One of the points I am trying to make is that one can foresee a time when the CRS will be replaced by a patient’s genomic profile, which will allow the oncologist not only to determine the prognosis of someone who presents with resectable hepatic metastases from colorectal cancer, but also make possible the identification of effective systemic therapy that would add to the survival benefit from surgical resection or any liver-ablative procedures. And ultimately, this line of investigation will lead to the identification of those genes that are involved in promoting tumor cells to metastasize to the liver from the primary colon or rectal cancer. It is hoped that utilizing the scientific technologies that we have today will not only increase our understanding of hepatic metastases, but also, at some point in the future, identify molecular targets that, when treated, can actually prevent metastases to the liver, obviating the need to treat metastases at all.

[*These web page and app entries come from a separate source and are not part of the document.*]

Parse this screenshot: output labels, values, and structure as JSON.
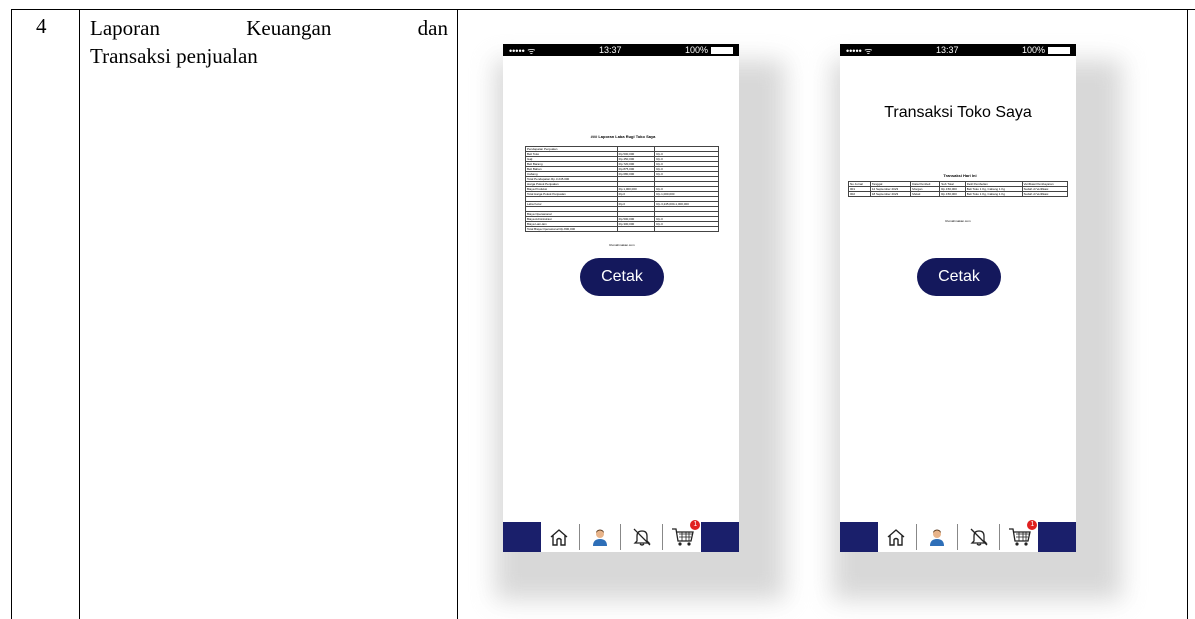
{
  "row": {
    "number": "4",
    "title_line1_words": [
      "Laporan",
      "Keuangan",
      "dan"
    ],
    "title_line2": "Transaksi penjualan"
  },
  "phone_status": {
    "signal": "••••• ᯤ",
    "time": "13:37",
    "battery": "100%"
  },
  "screen1": {
    "doc_title": "### Laporan Laba Rugi Toko Saya",
    "rows": [
      [
        "Pendapatan Penjualan",
        "",
        ""
      ],
      [
        "Beli Toko",
        "Rp.500,000",
        "Rp.0"
      ],
      [
        "Gaji",
        "Rp.450,000",
        "Rp.0"
      ],
      [
        "Beli Barang",
        "Rp.720,000",
        "Rp.0"
      ],
      [
        "Beli Bahan",
        "Rp.875,000",
        "Rp.0"
      ],
      [
        "Cabang",
        "Rp.680,000",
        "Rp.0"
      ],
      [
        "Total Pendapatan Rp.3.245.000",
        "",
        ""
      ],
      [
        "Harga Pokok Penjualan",
        "",
        ""
      ],
      [
        "Biaya Produksi",
        "Rp.1,000,000",
        "Rp.0"
      ],
      [
        "Total Harga Pokok Penjualan",
        "Rp.0",
        "Rp.1,000,000"
      ],
      [
        "",
        "",
        ""
      ],
      [
        "Laba Kotor",
        "Rp.0",
        "Rp.3,245,000-1,000,000"
      ],
      [
        "",
        "",
        ""
      ],
      [
        "Biaya Operasional",
        "",
        ""
      ],
      [
        "Biaya Administrasi",
        "Rp.500,000",
        "Rp.0"
      ],
      [
        "Biaya Lain-lain",
        "Rp.300,000",
        "Rp.0"
      ],
      [
        "Total Biaya Operasional Rp.800,000",
        "",
        ""
      ]
    ],
    "footer": "Rumahmakan.com",
    "button": "Cetak"
  },
  "screen2": {
    "heading": "Transaksi Toko Saya",
    "doc_title": "Transaksi Hari Ini",
    "headers": [
      "No Jurnal",
      "Tanggal",
      "Data Pembeli",
      "Sub Total",
      "Detil Pembelian",
      "Verifikasi Pembayaran"
    ],
    "rows": [
      [
        "001",
        "12 September 2023",
        "Morgan",
        "Rp.150,000",
        "Beli Toko 1 Kg, Cabang 1 Kg",
        "Sudah di Verifikasi"
      ],
      [
        "002",
        "18 September 2023",
        "Melati",
        "Rp.150,000",
        "Beli Toko 1 Kg, Cabang 1 Kg",
        "Sudah di Verifikasi"
      ]
    ],
    "footer": "Rumahmakan.com",
    "button": "Cetak"
  },
  "nav": {
    "icons": [
      "home-icon",
      "profile-icon",
      "notification-off-icon",
      "cart-icon"
    ],
    "cart_badge": "1",
    "bar_color": "#1a1f6b"
  },
  "colors": {
    "button": "#14185c"
  }
}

I congratulate Dr. Fong and his colleagues on their fine review. Conceivably the day will arrive when a review article on this topic describes genomic profiling that will key a drug or vaccine or gene therapy that will actually prevent the development of primary colorectal cancer, and the development of hepatic metastases will only be of historical interest.

Financial Disclosure:The author has no significant financial interest in or other relationship with the manufacturer of any product or provider of any service mentioned in this article.


1. Park J, Chen Y-J, Lu W-P, Fong Y. The evolution of liver-directed treatments for hepatic colorectal metastasis. Oncology (Williston Park). 2014;28:991-1003.

2. The Cancer Genome Atlas Network. Comprehensive molecular characterization of human colon and rectal cancer. Nature. 2012;487:330-7.

3. Lee SY, Haq F, Kim D, et al. Comparative genomic analysis of primary and synchronous metastatic colorectal cancers. PLoS ONE. 2014;9: e90459.